Having enough savings to cover up to several months’ worth of bills will help keep you from going into debt or dipping into retirement savings if you experience a temporary loss of income.
One way to make it easier to save is to set up automatic transfers from your checking to your savings account every payday. This way, you won’t have to remember to transfer the money, and you won’t be tempted to spend it on other things.
The best preparation for a strike is to save money, and the second best preparation is to avoid debt, Sullivan of Take Charge America says. “Workers who could be affected by a strike need to save as much as possible, eliminate as many expenses as possible, and have a budget prepared in advance that is based on anticipated income for the duration of the strike.”
Workers who are on strike aren’t paid by their employer, so some unions have an established strike fund that helps offset the loss in wages. However, the amount you’ll receive from such a fund will likely be significantly less than your regular wages.
Currently, only the states of New York and New Jersey allow striking workers to collect unemployment benefits, under certain conditions. Pending legislation in California would also allow the state’s residents to qualify for unemployment while on strike.
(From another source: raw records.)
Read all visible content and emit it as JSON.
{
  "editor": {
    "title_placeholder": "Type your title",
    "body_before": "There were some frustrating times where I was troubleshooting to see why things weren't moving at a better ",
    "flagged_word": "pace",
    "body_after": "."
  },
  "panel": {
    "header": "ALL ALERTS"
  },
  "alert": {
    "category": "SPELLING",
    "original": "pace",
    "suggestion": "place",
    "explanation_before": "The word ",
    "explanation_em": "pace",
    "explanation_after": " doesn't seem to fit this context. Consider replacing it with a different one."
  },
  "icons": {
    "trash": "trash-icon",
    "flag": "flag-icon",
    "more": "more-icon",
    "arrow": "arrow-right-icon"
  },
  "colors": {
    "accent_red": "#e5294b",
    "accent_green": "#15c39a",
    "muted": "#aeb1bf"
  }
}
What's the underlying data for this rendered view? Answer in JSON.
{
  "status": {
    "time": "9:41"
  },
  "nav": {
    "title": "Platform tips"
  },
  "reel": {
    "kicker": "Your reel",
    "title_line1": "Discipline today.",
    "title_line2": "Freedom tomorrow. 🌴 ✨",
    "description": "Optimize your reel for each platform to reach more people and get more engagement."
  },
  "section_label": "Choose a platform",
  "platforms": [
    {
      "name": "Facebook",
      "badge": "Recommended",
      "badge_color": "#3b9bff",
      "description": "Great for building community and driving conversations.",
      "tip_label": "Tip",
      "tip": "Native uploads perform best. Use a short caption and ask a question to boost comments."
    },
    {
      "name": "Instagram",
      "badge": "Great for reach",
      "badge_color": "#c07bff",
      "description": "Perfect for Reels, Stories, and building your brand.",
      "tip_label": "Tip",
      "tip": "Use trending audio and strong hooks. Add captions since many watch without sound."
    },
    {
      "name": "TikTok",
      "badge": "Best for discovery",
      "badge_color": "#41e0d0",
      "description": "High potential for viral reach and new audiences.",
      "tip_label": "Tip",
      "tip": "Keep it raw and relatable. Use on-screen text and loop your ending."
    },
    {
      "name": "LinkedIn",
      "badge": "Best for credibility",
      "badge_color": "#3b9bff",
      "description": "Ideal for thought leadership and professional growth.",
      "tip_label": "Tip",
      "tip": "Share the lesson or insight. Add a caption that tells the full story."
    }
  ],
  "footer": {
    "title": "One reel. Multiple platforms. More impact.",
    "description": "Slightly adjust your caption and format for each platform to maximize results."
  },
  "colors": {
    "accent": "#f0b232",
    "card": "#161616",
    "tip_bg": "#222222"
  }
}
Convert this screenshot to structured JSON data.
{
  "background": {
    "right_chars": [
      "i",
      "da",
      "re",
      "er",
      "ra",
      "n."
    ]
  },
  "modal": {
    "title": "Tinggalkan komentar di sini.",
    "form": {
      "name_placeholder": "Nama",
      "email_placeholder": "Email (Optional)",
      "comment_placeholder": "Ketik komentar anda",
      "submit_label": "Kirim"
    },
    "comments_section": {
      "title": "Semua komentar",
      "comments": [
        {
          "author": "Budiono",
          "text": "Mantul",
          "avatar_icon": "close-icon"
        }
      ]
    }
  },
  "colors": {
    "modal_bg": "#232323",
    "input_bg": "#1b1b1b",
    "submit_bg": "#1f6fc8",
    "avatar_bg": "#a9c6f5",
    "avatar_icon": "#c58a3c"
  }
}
While strikes can last for days, weeks or even months, in 2022 around 46 percent of strikes lasted one day or less, while two-thirds of strikes lasted fewer than five days, according to the Labor Action Tracker.